ACTIVITY = Which lines in the records below hold the word "this"? Copy each of them.

#### INFORMATION SHOWN

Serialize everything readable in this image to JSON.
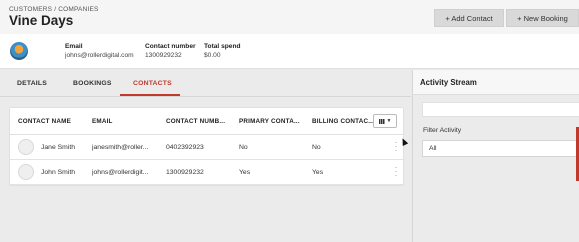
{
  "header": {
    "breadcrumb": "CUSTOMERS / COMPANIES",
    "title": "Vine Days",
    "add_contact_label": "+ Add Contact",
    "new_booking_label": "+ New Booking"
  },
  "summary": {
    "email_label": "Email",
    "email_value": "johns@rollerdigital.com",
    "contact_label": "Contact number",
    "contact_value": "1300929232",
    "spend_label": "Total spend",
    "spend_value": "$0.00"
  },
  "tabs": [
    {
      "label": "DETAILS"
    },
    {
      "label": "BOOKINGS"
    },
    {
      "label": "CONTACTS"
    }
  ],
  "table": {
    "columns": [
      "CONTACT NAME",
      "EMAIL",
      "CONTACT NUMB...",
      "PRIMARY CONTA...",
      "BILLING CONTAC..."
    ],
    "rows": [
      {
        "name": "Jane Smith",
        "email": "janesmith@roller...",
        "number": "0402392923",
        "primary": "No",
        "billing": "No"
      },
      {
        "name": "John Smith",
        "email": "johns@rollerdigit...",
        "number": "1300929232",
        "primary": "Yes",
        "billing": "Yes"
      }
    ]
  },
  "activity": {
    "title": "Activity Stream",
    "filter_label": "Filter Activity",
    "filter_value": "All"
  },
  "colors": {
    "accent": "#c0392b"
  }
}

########
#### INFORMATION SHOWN

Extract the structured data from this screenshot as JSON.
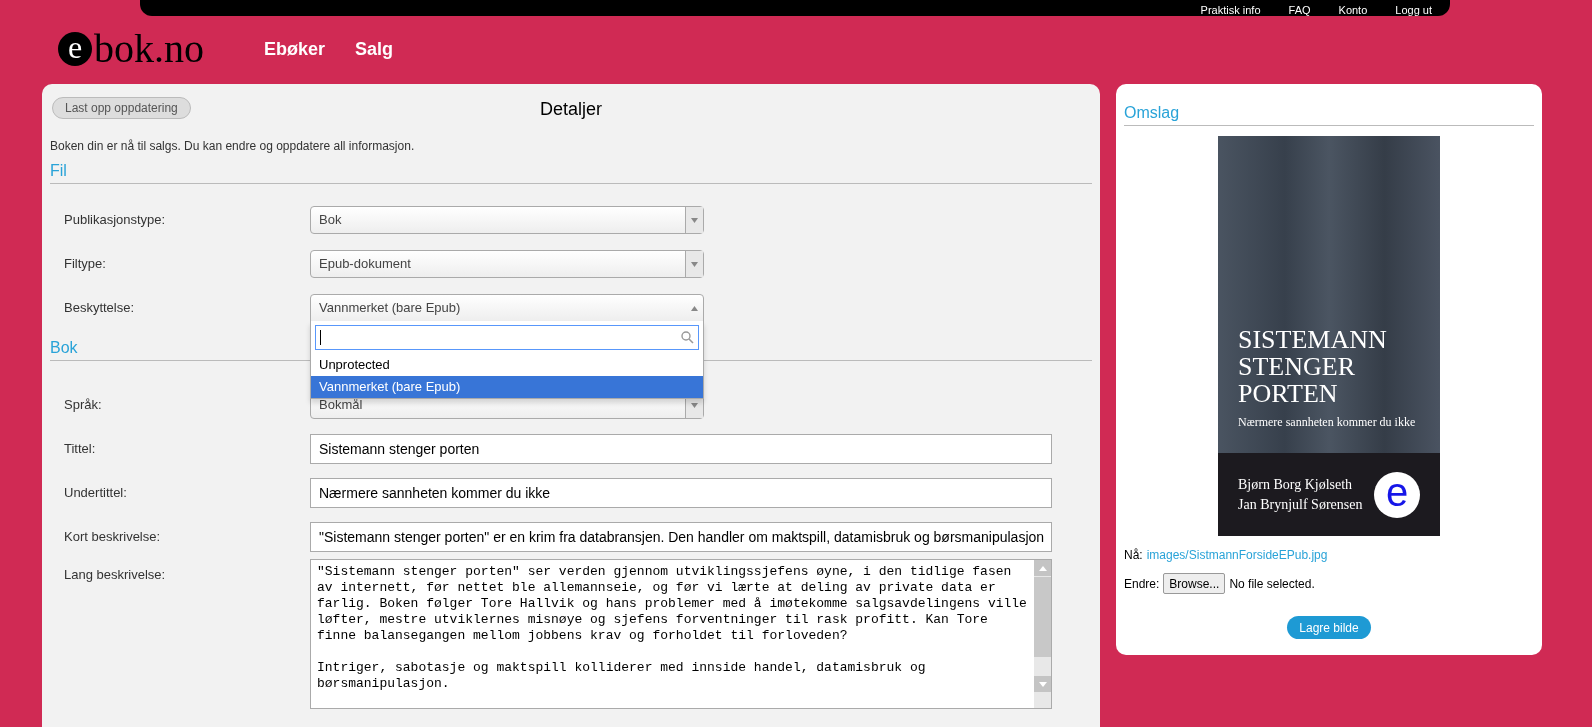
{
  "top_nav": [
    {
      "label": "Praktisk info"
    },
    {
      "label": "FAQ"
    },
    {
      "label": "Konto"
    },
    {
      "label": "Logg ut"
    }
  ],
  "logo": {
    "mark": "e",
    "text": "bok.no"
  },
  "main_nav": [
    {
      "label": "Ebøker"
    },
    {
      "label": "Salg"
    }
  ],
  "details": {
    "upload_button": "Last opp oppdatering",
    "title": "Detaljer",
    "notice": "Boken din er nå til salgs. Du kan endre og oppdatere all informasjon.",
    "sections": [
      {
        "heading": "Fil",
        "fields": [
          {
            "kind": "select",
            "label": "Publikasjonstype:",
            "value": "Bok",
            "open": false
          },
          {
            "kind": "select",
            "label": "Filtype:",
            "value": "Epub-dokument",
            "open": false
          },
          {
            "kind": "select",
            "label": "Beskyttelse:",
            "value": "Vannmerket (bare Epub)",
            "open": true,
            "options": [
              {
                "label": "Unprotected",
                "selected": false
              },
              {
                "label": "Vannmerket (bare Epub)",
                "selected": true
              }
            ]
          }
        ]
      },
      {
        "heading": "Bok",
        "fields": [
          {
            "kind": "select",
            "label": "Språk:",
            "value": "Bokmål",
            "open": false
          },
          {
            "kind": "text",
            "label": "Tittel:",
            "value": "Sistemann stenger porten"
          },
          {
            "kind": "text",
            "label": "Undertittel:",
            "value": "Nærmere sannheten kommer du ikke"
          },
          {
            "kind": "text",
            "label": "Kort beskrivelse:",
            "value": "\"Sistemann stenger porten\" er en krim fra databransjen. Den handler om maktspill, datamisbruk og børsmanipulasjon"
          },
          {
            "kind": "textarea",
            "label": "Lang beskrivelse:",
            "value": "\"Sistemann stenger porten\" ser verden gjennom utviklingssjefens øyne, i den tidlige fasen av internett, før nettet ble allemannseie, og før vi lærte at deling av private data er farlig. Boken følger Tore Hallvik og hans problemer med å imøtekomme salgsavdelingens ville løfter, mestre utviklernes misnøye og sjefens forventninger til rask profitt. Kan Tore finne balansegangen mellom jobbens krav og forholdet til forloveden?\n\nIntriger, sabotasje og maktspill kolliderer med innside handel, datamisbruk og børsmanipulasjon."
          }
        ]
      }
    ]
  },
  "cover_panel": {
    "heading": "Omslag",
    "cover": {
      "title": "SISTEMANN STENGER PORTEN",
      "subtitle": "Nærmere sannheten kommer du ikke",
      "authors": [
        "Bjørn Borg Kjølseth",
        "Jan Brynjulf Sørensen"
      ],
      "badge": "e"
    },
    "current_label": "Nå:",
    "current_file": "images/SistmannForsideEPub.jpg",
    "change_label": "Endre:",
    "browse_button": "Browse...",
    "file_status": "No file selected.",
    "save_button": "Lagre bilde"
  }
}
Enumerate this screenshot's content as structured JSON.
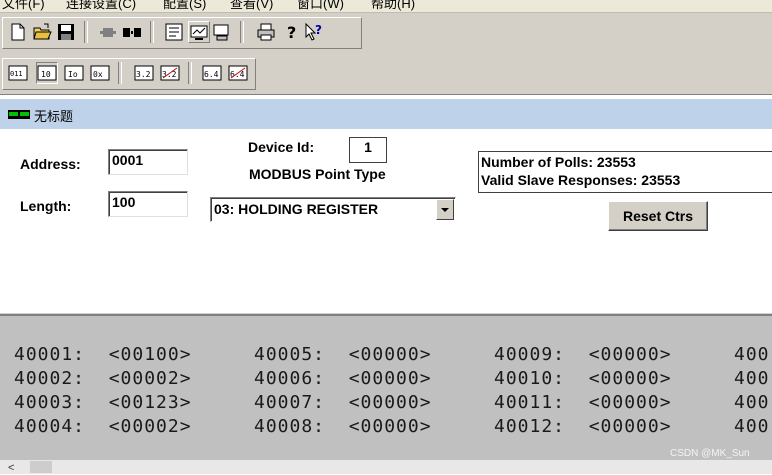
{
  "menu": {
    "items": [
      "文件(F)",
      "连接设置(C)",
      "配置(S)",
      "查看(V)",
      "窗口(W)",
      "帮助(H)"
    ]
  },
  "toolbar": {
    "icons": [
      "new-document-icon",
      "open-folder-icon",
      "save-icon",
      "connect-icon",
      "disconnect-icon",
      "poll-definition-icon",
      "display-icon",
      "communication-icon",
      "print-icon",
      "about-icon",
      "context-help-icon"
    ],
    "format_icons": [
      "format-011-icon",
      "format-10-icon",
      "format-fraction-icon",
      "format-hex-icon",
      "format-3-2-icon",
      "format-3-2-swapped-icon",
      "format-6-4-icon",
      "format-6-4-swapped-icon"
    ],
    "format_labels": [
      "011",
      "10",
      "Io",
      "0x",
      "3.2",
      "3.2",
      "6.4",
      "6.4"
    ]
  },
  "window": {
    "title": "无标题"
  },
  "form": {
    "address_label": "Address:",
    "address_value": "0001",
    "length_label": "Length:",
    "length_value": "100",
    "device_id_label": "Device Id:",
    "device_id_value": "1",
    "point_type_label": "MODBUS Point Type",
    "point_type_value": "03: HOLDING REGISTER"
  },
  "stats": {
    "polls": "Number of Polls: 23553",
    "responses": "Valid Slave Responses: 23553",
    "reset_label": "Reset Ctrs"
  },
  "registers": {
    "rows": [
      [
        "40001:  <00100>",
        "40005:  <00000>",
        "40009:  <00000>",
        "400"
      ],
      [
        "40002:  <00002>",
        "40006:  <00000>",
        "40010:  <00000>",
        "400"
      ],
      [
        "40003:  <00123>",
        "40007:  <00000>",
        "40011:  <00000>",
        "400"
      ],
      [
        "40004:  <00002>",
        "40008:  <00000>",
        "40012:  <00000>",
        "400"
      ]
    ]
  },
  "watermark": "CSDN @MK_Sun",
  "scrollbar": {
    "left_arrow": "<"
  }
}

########
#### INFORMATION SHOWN

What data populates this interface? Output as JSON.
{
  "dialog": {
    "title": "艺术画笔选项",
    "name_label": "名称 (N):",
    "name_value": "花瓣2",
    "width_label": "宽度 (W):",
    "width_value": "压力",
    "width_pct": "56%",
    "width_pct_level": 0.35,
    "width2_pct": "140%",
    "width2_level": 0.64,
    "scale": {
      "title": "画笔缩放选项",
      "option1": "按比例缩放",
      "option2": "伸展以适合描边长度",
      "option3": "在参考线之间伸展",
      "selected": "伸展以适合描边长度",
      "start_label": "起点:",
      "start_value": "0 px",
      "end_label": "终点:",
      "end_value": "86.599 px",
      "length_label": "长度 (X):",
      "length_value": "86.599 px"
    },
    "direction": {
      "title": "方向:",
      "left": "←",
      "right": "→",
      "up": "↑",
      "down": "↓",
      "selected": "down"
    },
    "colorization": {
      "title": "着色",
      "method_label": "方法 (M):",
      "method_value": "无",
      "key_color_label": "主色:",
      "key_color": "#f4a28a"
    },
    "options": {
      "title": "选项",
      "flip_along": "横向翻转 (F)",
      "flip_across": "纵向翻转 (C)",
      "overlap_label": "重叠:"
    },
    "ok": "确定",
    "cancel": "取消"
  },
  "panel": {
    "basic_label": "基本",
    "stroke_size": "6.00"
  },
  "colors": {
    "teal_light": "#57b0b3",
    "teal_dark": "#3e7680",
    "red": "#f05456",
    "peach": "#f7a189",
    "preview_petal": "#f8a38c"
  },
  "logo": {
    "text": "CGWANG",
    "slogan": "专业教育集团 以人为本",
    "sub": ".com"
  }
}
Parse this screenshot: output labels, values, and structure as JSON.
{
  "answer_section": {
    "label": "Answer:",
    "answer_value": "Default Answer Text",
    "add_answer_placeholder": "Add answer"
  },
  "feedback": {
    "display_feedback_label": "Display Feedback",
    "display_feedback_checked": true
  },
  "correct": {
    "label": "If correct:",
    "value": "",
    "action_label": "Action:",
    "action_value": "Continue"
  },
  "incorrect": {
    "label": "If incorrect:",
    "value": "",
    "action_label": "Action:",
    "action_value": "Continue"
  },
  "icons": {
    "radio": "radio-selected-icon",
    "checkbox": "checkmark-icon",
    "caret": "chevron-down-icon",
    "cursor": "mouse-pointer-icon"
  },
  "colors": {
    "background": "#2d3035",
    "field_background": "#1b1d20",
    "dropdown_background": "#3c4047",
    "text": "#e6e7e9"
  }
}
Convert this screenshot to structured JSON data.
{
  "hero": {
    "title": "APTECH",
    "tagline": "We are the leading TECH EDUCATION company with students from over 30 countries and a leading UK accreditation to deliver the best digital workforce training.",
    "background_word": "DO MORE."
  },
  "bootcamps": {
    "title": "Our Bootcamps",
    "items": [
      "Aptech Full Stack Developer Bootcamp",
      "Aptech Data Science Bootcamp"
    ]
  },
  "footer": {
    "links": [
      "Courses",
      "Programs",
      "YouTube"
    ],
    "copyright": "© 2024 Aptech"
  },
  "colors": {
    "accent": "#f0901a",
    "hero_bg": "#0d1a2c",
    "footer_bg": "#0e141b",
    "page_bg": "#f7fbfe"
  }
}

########

OUTPUT =
Serialize everything readable in this image to JSON.
Extract the structured data from this screenshot as JSON.
Enumerate this screenshot's content as structured JSON.
What data populates this interface? Output as JSON.
Parse this screenshot: output labels, values, and structure as JSON.
Convert this screenshot to structured JSON data.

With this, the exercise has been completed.